I frequesntly import color swatches that I use in Photoshop into MS5. This is really useful when I move my illustration files back and forth from Photoshop to Manga Studio and want to keep the colors consistent.

In Photoshop: Save your swatch that you want to use in MS5.

Save the .aco file. This is Photoshop's color swatch file extension.


Go to Manga Studio 5: Import the .aco file you just saved.


Select your .aco file.


Now you have your Photoshop color swatch in Manga Studio.




Tip 2: Create custom color palettes for each project 

I like to create new color palettes for every illustration project I have and save it in the project folders. I do this because it's easier to have the palette I use for each project accessible just in case changes are requested to an illustration weeks later.

Yes, I know that I can use the color picker but there are so many places where the colors are mixed that I want to know what original color I started with. That way I can make sure colors don't gradually shift from the first page of a book illustration to the last.







Tip 3 from Christina Forshay: Naming Color Swatches







Friday, May 31, 2013

Manga Studio 5 Part 2- Painting Demo and Custom Brushes

Here's my second video about how I use Manga Studio 5 for digital illustration.
It's a bit long and rambly but I talk a more about how I use certain features, a bit about art in general, and a look at how I make custom brushes in MS5.

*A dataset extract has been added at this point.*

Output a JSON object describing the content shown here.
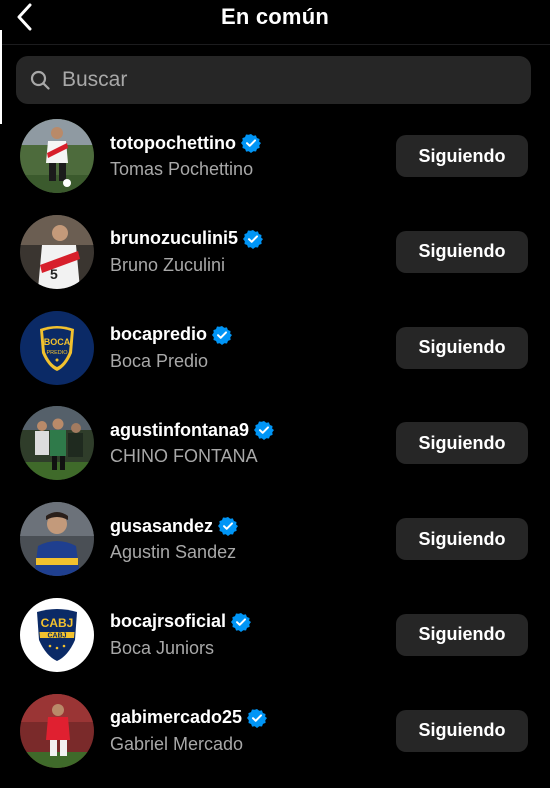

Manga Studio 5 Painting and Custom Brushes demo by Tracy Bishop from Tracy Bishop on Vimeo.

Link:

Friday, May 24, 2013

Quick tour of Manga Studio 5

For the past year I've been using Manga Studio 5, an $80 program from SmithMicro, as my primary tool for digital painting. I still use Photoshop for certain things but for the most part, the bulk of the work is done in MS5.

Why did I switch to Manga Studio 5? In a nutshell- it's because it's a speedy program with powerful features made just for digital artists.

The video below will give you a basic tour of what Manga Studio 5 looks like and what features I use and find the most helpful for digital illustration.

 The main idea I want to convey is that this is not a scary program to learn. There are a lot of similarities with Photoshop. Have fun and the only way to learn is just to dive in and mess around.

 Next week I will post a demo video of me actually painting something in Manga Studio 5. If you have any questions, feel free to comment below or find me on twitter @TracyBishopArt.


Quick Tour of Manga Studio 5 from Tracy Bishop on Vimeo.

Resources: